> On 1/24/07, Peter Lundblad <firstname.lastname@example.org> wrote:
>> But then there is talk about adding this interactiveness to the
>> cmdline client, which I don't like...
>> We've tried hard to keep the client as non-interactive as is
>> reasonable even when --non-interactive is not specified. For example,
>> early in the locking feature design discussions, interactivity was
>> proposed to resolve locking conflicts, but that was decided against
>> The exceptions are related to authentication (asking for username and
>> password), certificate handling and of course invokation of external
>> editors and diff/merge programs.
>> I think this is a good thing and a property of our client that we
>> should strive to reserve. You can start a merge, possibly type in a
>> password, then go for a coffee and not come back whatching the client
>> waiting for a response...
> Well, there is a way to do both, actually.
> You can do all the merges you can without requiring responses, and
> queue those that turn out to be conflicted until the end, and then be
> This is actually the approach i greatly prefer. If you go to get your
> coffee, the merge will be as far along as it can make it without human
> intervention, and will nicely be ready for you to help it fix the
> I believe this is the right behavior for interactive mode, and in
> --non_interactive mode, i would make it stop after applying all
> non-conflicted merges, and let the user take care of the rest.
> I originally believed the behavior of being interactive would be
> annoying, but after using svk, hg, and perforce, i see it as a good
> Personally, i've never started a merge and then went and got coffee.
> I start merges when i'm ready to deal with merge conflicts.

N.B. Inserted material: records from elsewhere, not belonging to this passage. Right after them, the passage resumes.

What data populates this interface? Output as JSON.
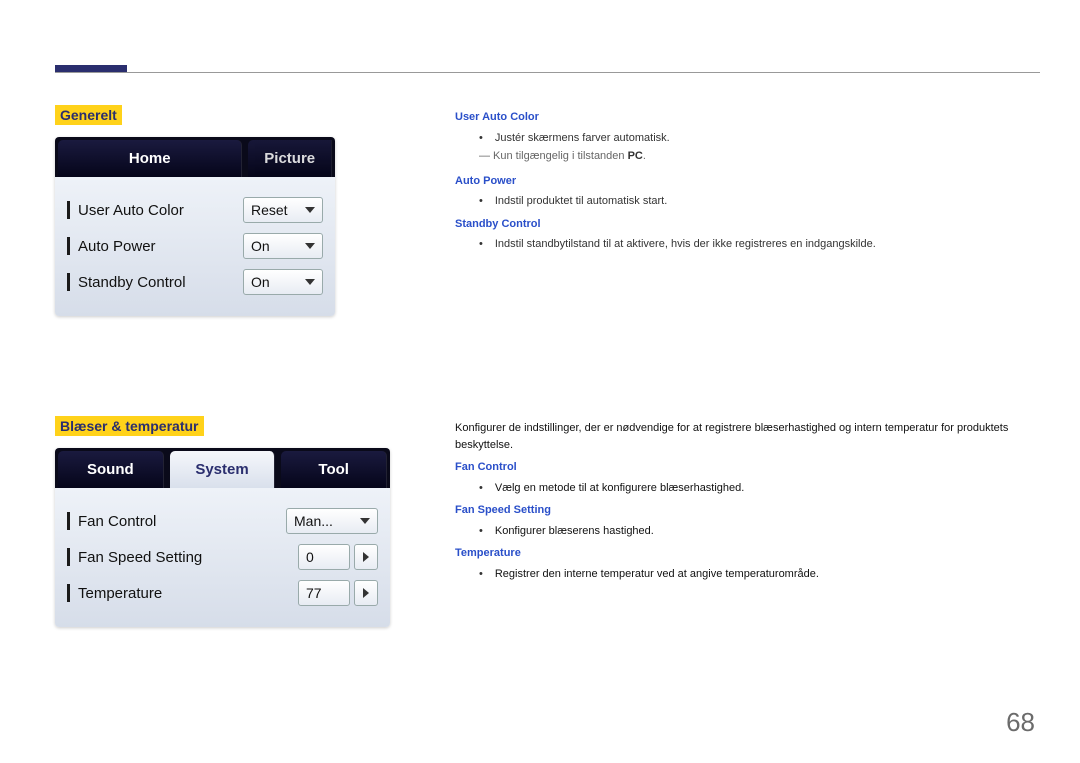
{
  "page_number": "68",
  "section1": {
    "heading": "Generelt",
    "tabs": [
      "Home",
      "Picture"
    ],
    "rows": [
      {
        "label": "User Auto Color",
        "value": "Reset"
      },
      {
        "label": "Auto Power",
        "value": "On"
      },
      {
        "label": "Standby Control",
        "value": "On"
      }
    ]
  },
  "desc1": {
    "h1": "User Auto Color",
    "b1": "Justér skærmens farver automatisk.",
    "note_prefix": "― Kun tilgængelig i tilstanden ",
    "note_bold": "PC",
    "note_suffix": ".",
    "h2": "Auto Power",
    "b2": "Indstil produktet til automatisk start.",
    "h3": "Standby Control",
    "b3": "Indstil standbytilstand til at aktivere, hvis der ikke registreres en indgangskilde."
  },
  "section2": {
    "heading": "Blæser & temperatur",
    "tabs": [
      "Sound",
      "System",
      "Tool"
    ],
    "active_tab_index": 1,
    "rows": [
      {
        "label": "Fan Control",
        "type": "dropdown",
        "value": "Man..."
      },
      {
        "label": "Fan Speed Setting",
        "type": "spinner",
        "value": "0"
      },
      {
        "label": "Temperature",
        "type": "spinner",
        "value": "77"
      }
    ]
  },
  "desc2": {
    "intro": "Konfigurer de indstillinger, der er nødvendige for at registrere blæserhastighed og intern temperatur for produktets beskyttelse.",
    "h1": "Fan Control",
    "b1": "Vælg en metode til at konfigurere blæserhastighed.",
    "h2": "Fan Speed Setting",
    "b2": "Konfigurer blæserens hastighed.",
    "h3": "Temperature",
    "b3": "Registrer den interne temperatur ved at angive temperaturområde."
  }
}
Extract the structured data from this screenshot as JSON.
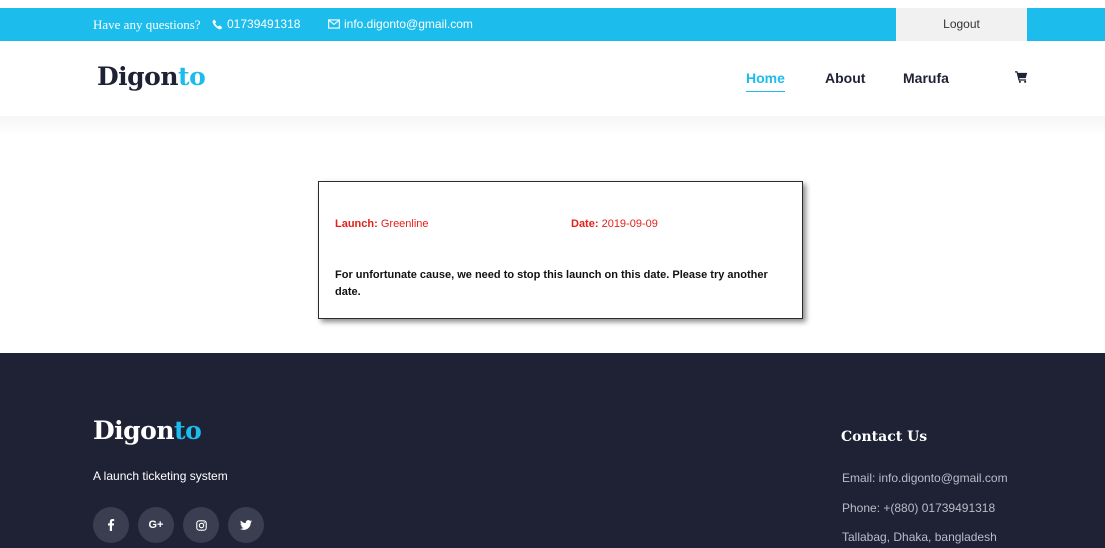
{
  "topbar": {
    "question": "Have any questions?",
    "phone": "01739491318",
    "email": "info.digonto@gmail.com",
    "logout_label": "Logout",
    "bg_color": "#1cbdec"
  },
  "header": {
    "brand_main": "Digon",
    "brand_accent": "to",
    "nav": {
      "home": "Home",
      "about": "About",
      "user": "Marufa"
    },
    "active_nav": "Home",
    "cart_icon": "cart-icon"
  },
  "notice": {
    "launch_label": "Launch:",
    "launch_value": "Greenline",
    "date_label": "Date:",
    "date_value": "2019-09-09",
    "message": "For unfortunate cause, we need to stop this launch on this date. Please try another date."
  },
  "footer": {
    "brand_main": "Digon",
    "brand_accent": "to",
    "tagline": "A launch ticketing system",
    "socials": [
      "facebook-icon",
      "google-plus-icon",
      "instagram-icon",
      "twitter-icon"
    ],
    "contact_title": "Contact Us",
    "contact_email": "Email: info.digonto@gmail.com",
    "contact_phone": "Phone: +(880) 01739491318",
    "contact_address": "Tallabag, Dhaka, bangladesh",
    "bg_color": "#1f2235"
  }
}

> I also *know* most of my users would be seriously annoyed if they had
> to type svn merge > 1 times in order to complete a merge.
> Giving interactive mode the least amount of interactive behavior that
> doesn't require you to type svn merge multiple times (which is what i
> believe the above is) seems right to me.
> I would support --non_interactive only performing merges it can do
> without asking the user for anything.
> Your proposal only supports those users who want to go get coffee,
> and penalizes those who want to deal with the merge right now. OTOH,
> i suggest that mine does the right thing by both sets of users. Those
> who want non-interactive merges should use "--non-interactive"
>> I know this is not being implemented right now, but I suggest we drop
>> the talk about interactivity from the specs.
> For the reasons above, i disagree.
I just want to throw in my personal experiences:
In (most) conflict cases, I cannot use interactive merge tools at all:
In most cases, for resolving the conflicts, I really need my Visual
Studio editor, I need the compiler, I need to run tests etc.
I think (at least for me) the best workflow would be:
resolve conflicts using all your development tools;
This assumes that the merge command works atomic:
A revision is either merged into all files, or in no file.
Otherwise you cannot test your merge.
BTW, in unfortunate cases, resolving conflicts may require days.
In other words, I really WANT to type "svn merge" multiple times:
Once per conflicting revision.
BTW, personally I hate interactive command line programs.
They remind me of modal UIs at the times of MS-DOS. See also for example
To unsubscribe, e-mail: email@example.com
For additional commands, e-mail: firstname.lastname@example.org
Received on Mon Jan 29 09:38:31 2007